Patients will need to tell their doctor if they have a bleeding disorder or are currently taking any medication.
The doctor will need to know the patient’s medical history, including any allergies to food and drugs. If the patient is a woman, the doctor will need to know if she’s pregnant or planning to have a baby. If the patient is feeling anxious about the entire procedure, the doctor may administer medication to help the patient relax.
A bone marrow aspiration is a simple medical procedure that can be performed using a mild sedative. It can be done in a hospital or clinic with a skilled or trained physician.
Before the procedure starts, the physician’s assistants will take the patient’s heart rate and blood pressure, which are monitored all throughout the procedure.
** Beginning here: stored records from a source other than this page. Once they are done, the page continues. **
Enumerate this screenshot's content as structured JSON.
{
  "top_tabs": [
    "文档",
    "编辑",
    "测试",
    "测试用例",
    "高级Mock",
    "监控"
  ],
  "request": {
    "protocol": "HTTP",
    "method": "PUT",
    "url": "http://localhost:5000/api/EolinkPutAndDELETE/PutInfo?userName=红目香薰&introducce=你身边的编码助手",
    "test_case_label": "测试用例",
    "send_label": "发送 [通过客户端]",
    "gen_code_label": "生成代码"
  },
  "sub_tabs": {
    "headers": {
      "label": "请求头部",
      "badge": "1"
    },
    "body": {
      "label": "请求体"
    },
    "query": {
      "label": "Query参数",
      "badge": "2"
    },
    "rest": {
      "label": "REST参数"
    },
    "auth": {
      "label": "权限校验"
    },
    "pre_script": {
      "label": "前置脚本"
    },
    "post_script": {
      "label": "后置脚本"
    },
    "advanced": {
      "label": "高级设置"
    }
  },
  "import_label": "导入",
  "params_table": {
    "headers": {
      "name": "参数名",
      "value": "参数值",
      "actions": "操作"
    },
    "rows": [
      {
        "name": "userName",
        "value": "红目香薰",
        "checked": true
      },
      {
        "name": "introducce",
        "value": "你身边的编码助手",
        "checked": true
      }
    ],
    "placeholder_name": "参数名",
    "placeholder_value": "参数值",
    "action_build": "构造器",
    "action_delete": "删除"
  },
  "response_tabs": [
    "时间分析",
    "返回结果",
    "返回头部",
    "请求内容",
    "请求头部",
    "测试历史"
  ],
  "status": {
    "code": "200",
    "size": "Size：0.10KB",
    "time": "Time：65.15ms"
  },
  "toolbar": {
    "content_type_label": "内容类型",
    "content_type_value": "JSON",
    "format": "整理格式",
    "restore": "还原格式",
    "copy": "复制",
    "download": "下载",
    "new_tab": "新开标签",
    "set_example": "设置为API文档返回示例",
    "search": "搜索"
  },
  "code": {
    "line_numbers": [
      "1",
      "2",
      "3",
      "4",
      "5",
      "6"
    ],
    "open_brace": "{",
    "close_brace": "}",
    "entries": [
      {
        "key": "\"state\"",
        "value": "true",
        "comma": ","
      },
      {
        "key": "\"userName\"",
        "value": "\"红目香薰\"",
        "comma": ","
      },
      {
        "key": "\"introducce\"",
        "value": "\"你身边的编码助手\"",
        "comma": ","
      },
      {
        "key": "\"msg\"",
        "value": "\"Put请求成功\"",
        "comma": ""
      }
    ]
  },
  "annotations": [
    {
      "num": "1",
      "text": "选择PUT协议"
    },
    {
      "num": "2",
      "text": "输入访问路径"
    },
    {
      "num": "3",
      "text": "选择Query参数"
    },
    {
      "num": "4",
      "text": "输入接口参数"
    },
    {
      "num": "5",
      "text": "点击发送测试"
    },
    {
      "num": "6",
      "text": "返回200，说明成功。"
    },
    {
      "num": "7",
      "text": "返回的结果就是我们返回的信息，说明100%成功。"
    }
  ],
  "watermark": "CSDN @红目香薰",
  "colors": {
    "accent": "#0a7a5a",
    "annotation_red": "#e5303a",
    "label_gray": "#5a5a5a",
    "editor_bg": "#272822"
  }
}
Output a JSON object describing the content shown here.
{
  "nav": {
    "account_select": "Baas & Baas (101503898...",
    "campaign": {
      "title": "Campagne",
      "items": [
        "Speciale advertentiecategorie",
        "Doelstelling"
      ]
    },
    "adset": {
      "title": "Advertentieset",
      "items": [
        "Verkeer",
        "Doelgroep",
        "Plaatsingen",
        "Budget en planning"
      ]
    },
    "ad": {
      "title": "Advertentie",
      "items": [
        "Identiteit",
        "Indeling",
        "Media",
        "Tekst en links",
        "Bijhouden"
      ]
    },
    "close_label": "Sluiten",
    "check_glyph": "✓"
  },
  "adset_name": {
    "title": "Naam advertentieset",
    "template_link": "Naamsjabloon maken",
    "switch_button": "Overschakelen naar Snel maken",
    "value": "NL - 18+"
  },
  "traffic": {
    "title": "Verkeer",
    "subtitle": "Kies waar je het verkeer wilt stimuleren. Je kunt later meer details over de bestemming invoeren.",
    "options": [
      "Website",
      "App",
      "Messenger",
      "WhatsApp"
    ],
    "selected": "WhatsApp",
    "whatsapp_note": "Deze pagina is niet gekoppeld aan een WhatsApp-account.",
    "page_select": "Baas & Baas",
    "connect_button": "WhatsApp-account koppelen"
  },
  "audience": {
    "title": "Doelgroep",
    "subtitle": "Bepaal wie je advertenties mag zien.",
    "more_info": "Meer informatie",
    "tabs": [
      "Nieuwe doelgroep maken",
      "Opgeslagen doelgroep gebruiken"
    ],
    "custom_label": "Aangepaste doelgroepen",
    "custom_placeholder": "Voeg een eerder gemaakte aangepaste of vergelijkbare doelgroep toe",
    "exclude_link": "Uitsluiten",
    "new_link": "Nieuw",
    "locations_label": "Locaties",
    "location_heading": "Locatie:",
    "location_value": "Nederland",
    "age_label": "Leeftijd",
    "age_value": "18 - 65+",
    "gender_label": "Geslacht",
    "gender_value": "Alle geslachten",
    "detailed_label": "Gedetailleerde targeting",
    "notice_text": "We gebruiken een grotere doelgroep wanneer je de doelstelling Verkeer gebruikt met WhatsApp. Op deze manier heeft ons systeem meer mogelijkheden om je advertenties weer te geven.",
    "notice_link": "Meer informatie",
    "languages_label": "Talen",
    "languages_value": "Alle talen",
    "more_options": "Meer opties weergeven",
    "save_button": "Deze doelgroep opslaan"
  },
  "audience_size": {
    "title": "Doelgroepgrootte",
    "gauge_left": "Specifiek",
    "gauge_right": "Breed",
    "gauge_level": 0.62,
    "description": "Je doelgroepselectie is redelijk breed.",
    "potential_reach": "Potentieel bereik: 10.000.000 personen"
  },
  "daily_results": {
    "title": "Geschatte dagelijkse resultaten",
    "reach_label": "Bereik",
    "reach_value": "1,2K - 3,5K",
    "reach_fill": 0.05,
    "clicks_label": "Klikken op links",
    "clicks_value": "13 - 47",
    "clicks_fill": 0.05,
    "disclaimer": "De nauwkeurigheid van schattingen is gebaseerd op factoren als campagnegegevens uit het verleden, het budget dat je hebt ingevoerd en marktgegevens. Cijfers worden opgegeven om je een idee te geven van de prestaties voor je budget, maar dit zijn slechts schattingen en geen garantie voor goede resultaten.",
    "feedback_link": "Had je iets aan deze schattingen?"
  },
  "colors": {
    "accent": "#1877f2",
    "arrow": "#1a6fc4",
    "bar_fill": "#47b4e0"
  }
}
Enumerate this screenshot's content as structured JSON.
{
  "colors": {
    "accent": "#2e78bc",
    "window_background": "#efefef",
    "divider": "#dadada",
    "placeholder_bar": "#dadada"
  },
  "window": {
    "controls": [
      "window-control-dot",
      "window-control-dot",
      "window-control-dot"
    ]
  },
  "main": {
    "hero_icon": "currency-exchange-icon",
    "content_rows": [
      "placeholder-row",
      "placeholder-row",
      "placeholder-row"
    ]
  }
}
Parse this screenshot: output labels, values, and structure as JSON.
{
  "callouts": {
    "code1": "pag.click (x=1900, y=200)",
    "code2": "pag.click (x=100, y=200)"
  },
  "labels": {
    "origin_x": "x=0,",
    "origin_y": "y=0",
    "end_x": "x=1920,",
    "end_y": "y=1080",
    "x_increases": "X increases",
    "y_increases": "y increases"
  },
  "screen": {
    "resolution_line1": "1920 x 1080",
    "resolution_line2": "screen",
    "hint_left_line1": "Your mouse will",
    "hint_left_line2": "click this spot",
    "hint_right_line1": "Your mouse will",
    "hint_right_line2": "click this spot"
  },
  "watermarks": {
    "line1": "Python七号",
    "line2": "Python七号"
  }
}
The doctor will then clean the area where the needle will be inserted. Once cleaned, a needle with anaesthesia or sedative drug is injected to numb the area and the surrounding bones. A special kind of needle is then used to aspirate the bone marrow. The needle is connected to a tube that creates suction so the obtained sample flows through the tube into a container.
When an enough amount of bone marrow is obtained, the needle is removed. The insertion area is applied with pressure and a bandage is used to stop the bleeding, if there's any.
The test can result in a slight burning sensation due to the medicine used. As the doctor aspirates the marrow from the bone, a sharp pain is felt but only lasts for a few seconds. The whole procedure only lasts about 10 minutes.
The doctor may ask the patient to stay for an hour or two in the hospital or clinic for observation before being allowed to go home. Any post-procedural pain is managed with over-the-counter pain relievers. The incision has to be kept dry and must be regularly cleaned to avoid infection.
The doctor will schedule a follow-up appointment to go through the lab result with the patient. Any abnormal findings will warrant further tests or treatment.
Possible Risks and Complications
Complications arising from a bone marrow aspiration are rare. These include:
- Infection, which can be treated with medications
- Allergic reaction to the anaesthesia
- Nagging or persistent pain in the area where the procedure was performed. The pain can be managed by taking pain relievers or analgesics.
Patients with a weak immune system may be at a higher risk of acquiring bacterial infections while those diagnosed with a low platelet count may suffer from increased bleeding during and after the procedure.
Quesada AE, Tholpady A, Wanger A, Nguyen AN, Chen L. Utility of bone marrow examination for workup of fever of unknown origin in patients with HIV/AIDS. J Clin Pathol. 2015 Mar. 68(3):241-5. [Medline].
Sokolowska B, Skomra D, Czartoryska B, Tomczak W, Tylki-Szymanska A, Gromek T, et al. Gaucher disease diagnosed after bone marrow trephine biopsy - a report of two cases. Folia Histochem Cytobiol. 2011. 49(2):352-6.